The backbone of global automotive transport is the RORO pure car carrier (PCC) or pure car/truck carrier (PCTC), with the largest capable of carrying over 8,000 cars. In a sign that confidence is returning to the automotive industry, the biggest carriers are investing in their fleets and bringing ships out of layup.
While UK vehicle sales fell by almost a third in 2020 and manufacturing has been significantly reduced in lockdown, including 1m fewer units being produced due to bottlenecks in the supply of semiconductors, there is confidence in the industry around electrified vehicles and that 2021 will be a year of recovery.
In the US car sales are down an estimated 5.7% on 2020, due largely to corporate customers, but retail demand is strong, with cars selling faster than the last five years.
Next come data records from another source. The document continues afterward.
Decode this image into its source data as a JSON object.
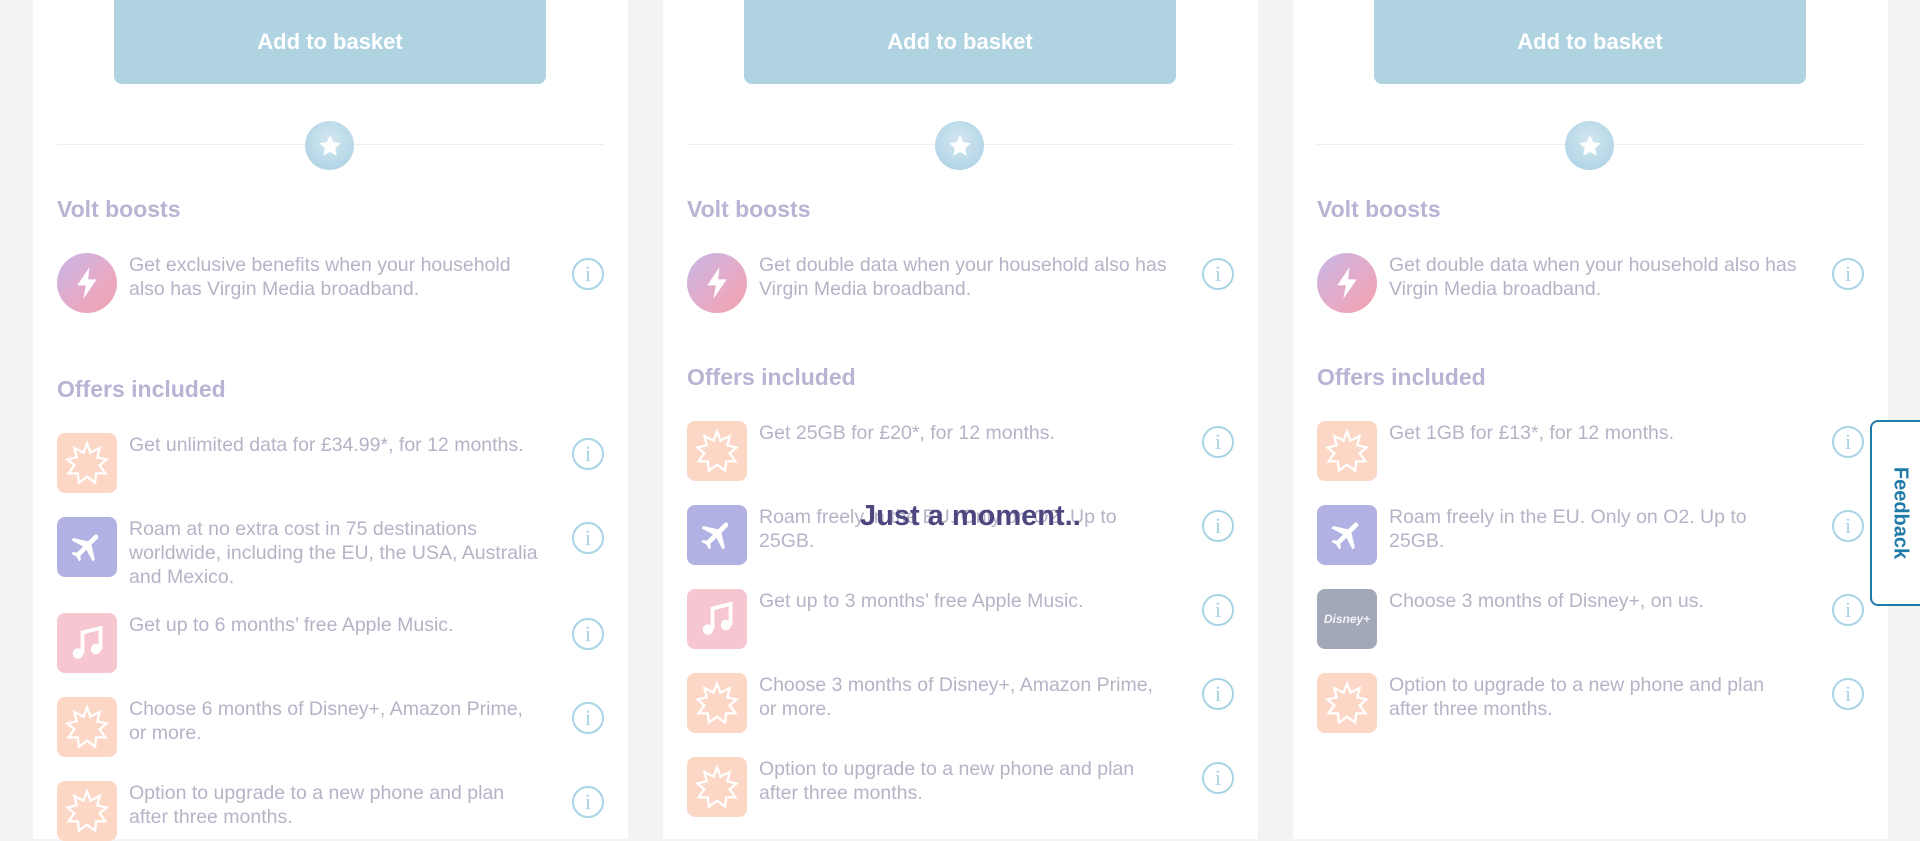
{
  "overlay_text": "Just a moment..",
  "feedback_label": "Feedback",
  "colors": {
    "button": "#b0d3e1",
    "section_title": "#b7b4d4",
    "info_icon": "#a9d4e5",
    "feedback": "#1e7aa6"
  },
  "cards": [
    {
      "button_label": "Add to basket",
      "volt_title": "Volt boosts",
      "volt_text": "Get exclusive benefits when your household also has Virgin Media broadband.",
      "offers_title": "Offers included",
      "offers": [
        {
          "icon": "burst-icon",
          "text": "Get unlimited data for £34.99*, for 12 months."
        },
        {
          "icon": "airplane-icon",
          "text": "Roam at no extra cost in 75 destinations worldwide, including the EU, the USA, Australia and Mexico."
        },
        {
          "icon": "music-note-icon",
          "text": "Get up to 6 months’ free Apple Music."
        },
        {
          "icon": "burst-icon",
          "text": "Choose 6 months of Disney+, Amazon Prime, or more."
        },
        {
          "icon": "burst-icon",
          "text": "Option to upgrade to a new phone and plan after three months."
        }
      ]
    },
    {
      "button_label": "Add to basket",
      "volt_title": "Volt boosts",
      "volt_text": "Get double data when your household also has Virgin Media broadband.",
      "offers_title": "Offers included",
      "offers": [
        {
          "icon": "burst-icon",
          "text": "Get 25GB for £20*, for 12 months."
        },
        {
          "icon": "airplane-icon",
          "text": "Roam freely in the EU. Only on O2. Up to 25GB."
        },
        {
          "icon": "music-note-icon",
          "text": "Get up to 3 months’ free Apple Music."
        },
        {
          "icon": "burst-icon",
          "text": "Choose 3 months of Disney+, Amazon Prime, or more."
        },
        {
          "icon": "burst-icon",
          "text": "Option to upgrade to a new phone and plan after three months."
        }
      ]
    },
    {
      "button_label": "Add to basket",
      "volt_title": "Volt boosts",
      "volt_text": "Get double data when your household also has Virgin Media broadband.",
      "offers_title": "Offers included",
      "offers": [
        {
          "icon": "burst-icon",
          "text": "Get 1GB for £13*, for 12 months."
        },
        {
          "icon": "airplane-icon",
          "text": "Roam freely in the EU. Only on O2. Up to 25GB."
        },
        {
          "icon": "disney-plus-icon",
          "text": "Choose 3 months of Disney+, on us.",
          "icon_label": "Disney+"
        },
        {
          "icon": "burst-icon",
          "text": "Option to upgrade to a new phone and plan after three months."
        }
      ]
    }
  ]
}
Globally analysts are optimistic, anticipating an 8% year-on-year rise in sales in 2021, kick-started by China, with the industry on track to overtake 2019 levels by the end of 2023.
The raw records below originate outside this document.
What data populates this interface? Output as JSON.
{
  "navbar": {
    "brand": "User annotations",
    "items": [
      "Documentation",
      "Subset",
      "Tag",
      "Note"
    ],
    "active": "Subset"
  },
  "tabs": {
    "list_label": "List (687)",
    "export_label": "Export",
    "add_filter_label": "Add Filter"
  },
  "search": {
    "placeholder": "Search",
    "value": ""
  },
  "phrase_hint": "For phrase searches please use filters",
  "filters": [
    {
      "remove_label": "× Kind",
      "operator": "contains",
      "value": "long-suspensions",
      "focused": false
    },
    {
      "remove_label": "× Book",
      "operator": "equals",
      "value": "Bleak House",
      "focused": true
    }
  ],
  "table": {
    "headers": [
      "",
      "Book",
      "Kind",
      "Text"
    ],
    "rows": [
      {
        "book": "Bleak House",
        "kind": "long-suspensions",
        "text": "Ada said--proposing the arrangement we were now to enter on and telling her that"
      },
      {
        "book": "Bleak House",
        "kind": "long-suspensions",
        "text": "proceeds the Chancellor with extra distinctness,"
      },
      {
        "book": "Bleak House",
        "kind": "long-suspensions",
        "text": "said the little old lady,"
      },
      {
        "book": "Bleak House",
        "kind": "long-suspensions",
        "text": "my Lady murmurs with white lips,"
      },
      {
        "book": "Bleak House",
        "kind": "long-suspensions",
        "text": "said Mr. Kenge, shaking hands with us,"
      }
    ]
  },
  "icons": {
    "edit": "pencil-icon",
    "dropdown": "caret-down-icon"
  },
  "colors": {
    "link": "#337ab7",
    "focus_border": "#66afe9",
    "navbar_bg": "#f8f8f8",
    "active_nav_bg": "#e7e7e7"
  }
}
Echoing this optimism, RoRo carriers are reinvigorating a global fleet that had been reduced by over 200 vessels, during the worst pandemic-driven declines in volume.
Italy’s Grimaldi and Norwegian United European Car Carriers (UECC) are investing in their ro/ro fleets, while Sweden’s Wallenius Wilhelmsen (WW) is returning idled ships, to avoid renewing charters at rising rates.
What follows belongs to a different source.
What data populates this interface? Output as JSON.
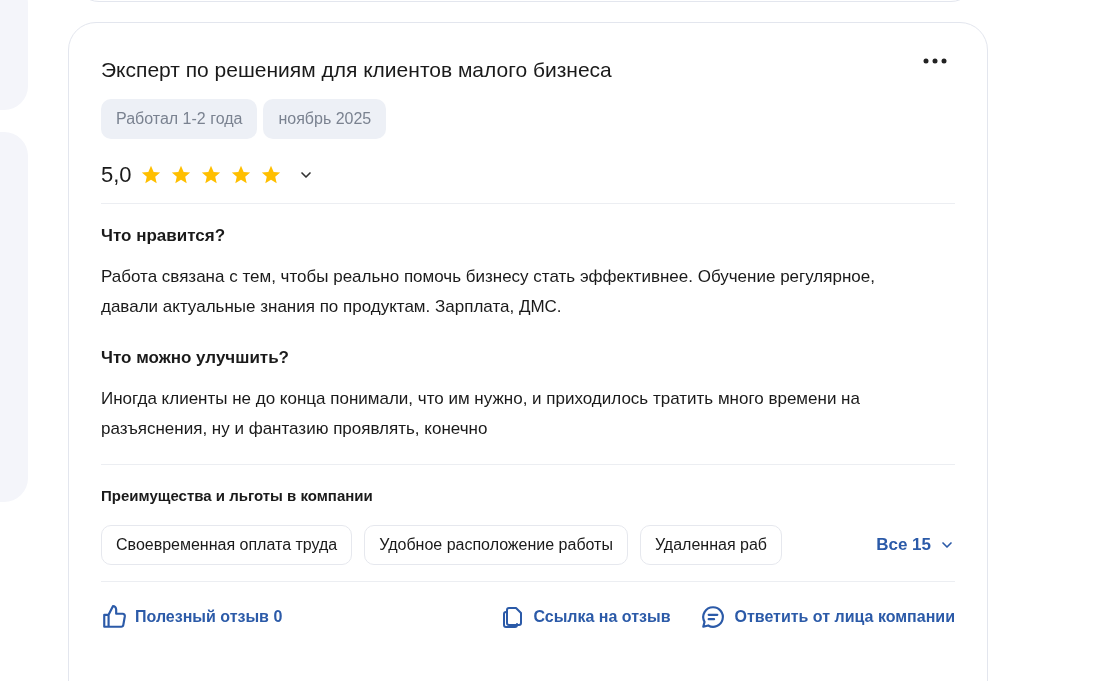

Metro has specialised in the movement of rolling construction equipment and automotive vehicles for the last 40 years with some of the most experienced and established platforms in the industry. We leverage experience, relationships and market position to provide reliable and consistent solutions that deliver cost advantage to our customers, with global specialist teams coordinating the end to end movement of vehicles and machinery around Europe and the globe.
While many ro/ro carriers have been hesitant to order new ships, owing to uncertain demand and stricter emissions standards that could render a ship obsolete before it is even delivered, Grimaldi has ordered six container ro-ro (conro) capable of transporting 2,500 cars or 4,700 linear metres of rolling freight, as well as 2,000 teu, to be delivered by the end of 2024.
Grimaldi will also receive another 12 other ships by 2024, including 10 pure car and truck carriers (PCTC) and nine “eco-class” ro/ro ships remaining.
Norwegian ro/ro carrier UECC has three liquefied natural gas/battery hybrid-powered PCTCs under construction, while Norway-based Wallenius Wilhelmsen is reactivating a further three ro/ro vessels, bringing the number of ships it is reactivating to 12, leaving just four idled.
Reactivating a ship can cost as much as $1 million. WW said it would consider reactivating the remaining four idled ships in the first half of this year as scarcity of capacity and rising rates in the charter market continue to make reactivation of vessels a more cost-competitive option.
While it remains challenging to predict the potential market impact from virus intensity in parts of the world, Wallenius Wilhelmsen expect the overall industry supply-demand balance to improve in the mid-term.
Metro has long-standing partnerships and agreements with the leading RoRo carriers and container shipping lines to offer the automotive industry the widest choice of services, routes and solutions.
For further information please contact Tom Fernihough, our Automotive Director, for the latest advice and market new relating to the global supply chain of finished vehicles.